Assignment |
With nothing added or left out, output the listing that follows.

=== Section Start ===

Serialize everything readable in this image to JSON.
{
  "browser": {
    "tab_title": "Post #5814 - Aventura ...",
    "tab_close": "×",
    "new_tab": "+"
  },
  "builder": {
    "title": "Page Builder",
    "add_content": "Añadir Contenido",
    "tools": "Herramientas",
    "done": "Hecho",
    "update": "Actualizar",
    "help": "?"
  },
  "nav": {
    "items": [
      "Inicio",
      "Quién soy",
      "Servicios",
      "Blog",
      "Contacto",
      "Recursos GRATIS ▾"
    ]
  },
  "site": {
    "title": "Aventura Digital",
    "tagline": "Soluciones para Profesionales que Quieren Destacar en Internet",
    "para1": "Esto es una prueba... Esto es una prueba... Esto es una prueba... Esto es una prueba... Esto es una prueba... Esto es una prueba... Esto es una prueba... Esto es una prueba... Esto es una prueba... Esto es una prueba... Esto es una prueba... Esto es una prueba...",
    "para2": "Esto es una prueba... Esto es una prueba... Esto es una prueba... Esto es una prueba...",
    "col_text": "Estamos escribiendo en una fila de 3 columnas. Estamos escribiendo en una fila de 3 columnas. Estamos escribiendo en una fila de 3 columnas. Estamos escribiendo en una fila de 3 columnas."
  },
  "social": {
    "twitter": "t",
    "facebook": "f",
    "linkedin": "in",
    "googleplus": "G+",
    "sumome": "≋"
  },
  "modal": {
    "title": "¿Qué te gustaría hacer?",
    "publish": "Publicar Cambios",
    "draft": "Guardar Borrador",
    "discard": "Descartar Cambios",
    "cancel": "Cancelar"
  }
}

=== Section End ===

Answer section |
Serialize everything readable in this image to JSON.
{
  "browser": {
    "tab_title": "Post #5814 - Aventura ...",
    "tab_close": "×",
    "new_tab": "+"
  },
  "builder": {
    "title": "Page Builder",
    "add_content": "Añadir Contenido",
    "tools": "Herramientas",
    "done": "Hecho",
    "update": "Actualizar",
    "help": "?"
  },
  "nav": {
    "items": [
      "Inicio",
      "Quién soy",
      "Servicios",
      "Blog",
      "Contacto",
      "Recursos GRATIS ▾"
    ]
  },
  "site": {
    "title": "Aventura Digital",
    "tagline": "Soluciones para Profesionales que Quieren Destacar en Internet",
    "para1": "Esto es una prueba... Esto es una prueba... Esto es una prueba... Esto es una prueba... Esto es una prueba... Esto es una prueba... Esto es una prueba... Esto es una prueba... Esto es una prueba... Esto es una prueba... Esto es una prueba... Esto es una prueba...",
    "para2": "Esto es una prueba... Esto es una prueba... Esto es una prueba... Esto es una prueba...",
    "col_text": "Estamos escribiendo en una fila de 3 columnas. Estamos escribiendo en una fila de 3 columnas. Estamos escribiendo en una fila de 3 columnas. Estamos escribiendo en una fila de 3 columnas."
  },
  "social": {
    "twitter": "t",
    "facebook": "f",
    "linkedin": "in",
    "googleplus": "G+",
    "sumome": "≋"
  },
  "modal": {
    "title": "¿Qué te gustaría hacer?",
    "publish": "Publicar Cambios",
    "draft": "Guardar Borrador",
    "discard": "Descartar Cambios",
    "cancel": "Cancelar"
  }
}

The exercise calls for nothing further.